═════ SOURCE DATA

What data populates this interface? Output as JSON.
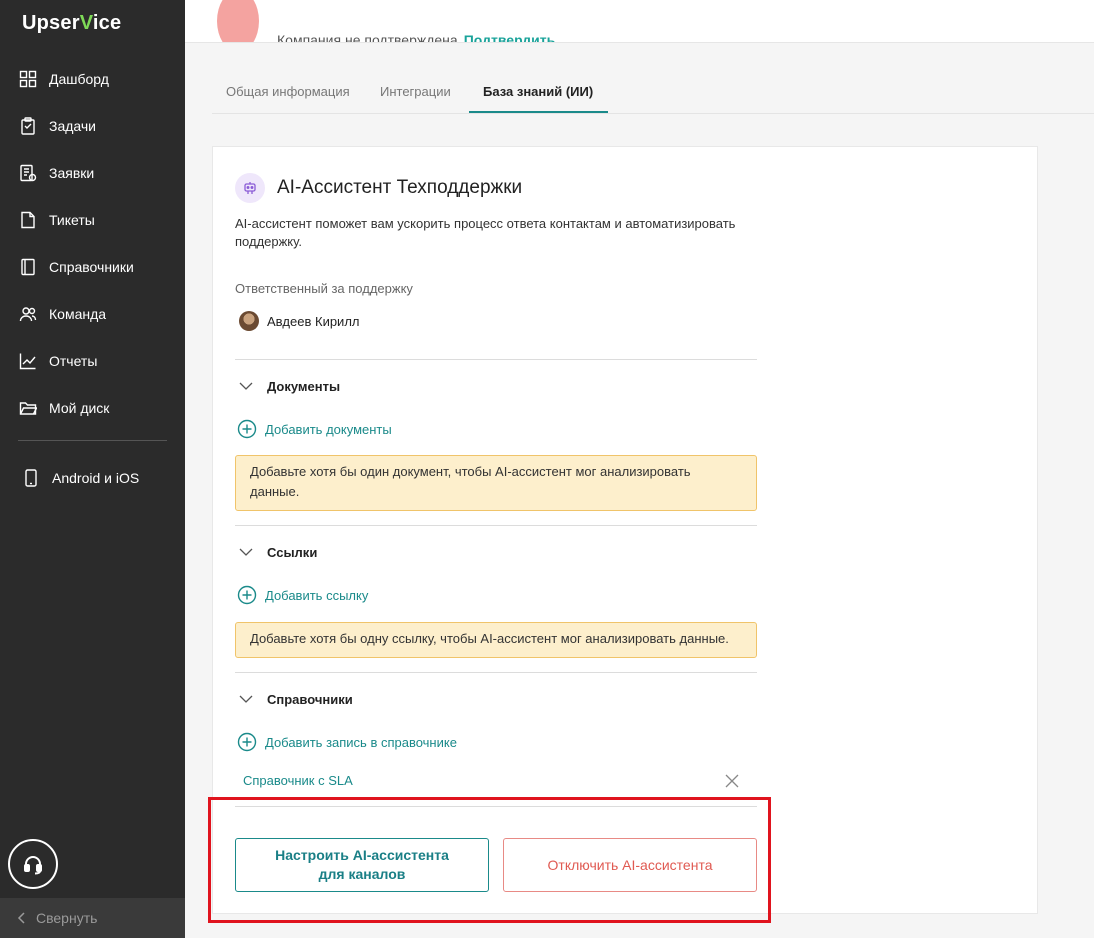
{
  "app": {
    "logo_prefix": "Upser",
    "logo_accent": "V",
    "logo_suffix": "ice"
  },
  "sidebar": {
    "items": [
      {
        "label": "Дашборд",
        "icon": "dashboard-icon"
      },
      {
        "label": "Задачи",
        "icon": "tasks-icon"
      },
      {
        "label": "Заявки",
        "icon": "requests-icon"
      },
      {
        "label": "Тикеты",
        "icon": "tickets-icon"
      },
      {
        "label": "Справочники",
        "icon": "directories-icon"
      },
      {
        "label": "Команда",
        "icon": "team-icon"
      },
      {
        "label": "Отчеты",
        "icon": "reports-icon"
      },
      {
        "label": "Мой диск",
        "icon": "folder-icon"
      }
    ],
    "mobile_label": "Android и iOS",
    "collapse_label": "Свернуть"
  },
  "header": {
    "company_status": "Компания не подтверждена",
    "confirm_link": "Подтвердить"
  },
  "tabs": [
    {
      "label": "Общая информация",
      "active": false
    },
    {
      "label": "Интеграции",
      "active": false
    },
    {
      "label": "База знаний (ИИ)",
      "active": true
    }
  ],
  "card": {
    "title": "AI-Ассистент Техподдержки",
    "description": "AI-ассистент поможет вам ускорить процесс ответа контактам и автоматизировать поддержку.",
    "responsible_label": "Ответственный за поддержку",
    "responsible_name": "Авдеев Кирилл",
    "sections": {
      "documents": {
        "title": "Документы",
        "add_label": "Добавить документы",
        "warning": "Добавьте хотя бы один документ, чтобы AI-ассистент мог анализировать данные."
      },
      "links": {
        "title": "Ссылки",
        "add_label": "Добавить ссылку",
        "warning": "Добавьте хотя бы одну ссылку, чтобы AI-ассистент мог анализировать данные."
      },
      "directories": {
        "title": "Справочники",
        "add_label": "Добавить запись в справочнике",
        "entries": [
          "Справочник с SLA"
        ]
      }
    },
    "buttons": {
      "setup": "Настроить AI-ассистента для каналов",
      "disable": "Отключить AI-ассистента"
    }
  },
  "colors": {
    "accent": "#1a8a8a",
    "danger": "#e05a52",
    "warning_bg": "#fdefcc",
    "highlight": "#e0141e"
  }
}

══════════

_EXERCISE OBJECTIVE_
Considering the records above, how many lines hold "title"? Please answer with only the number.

_EXERCISE RESPONSE_
4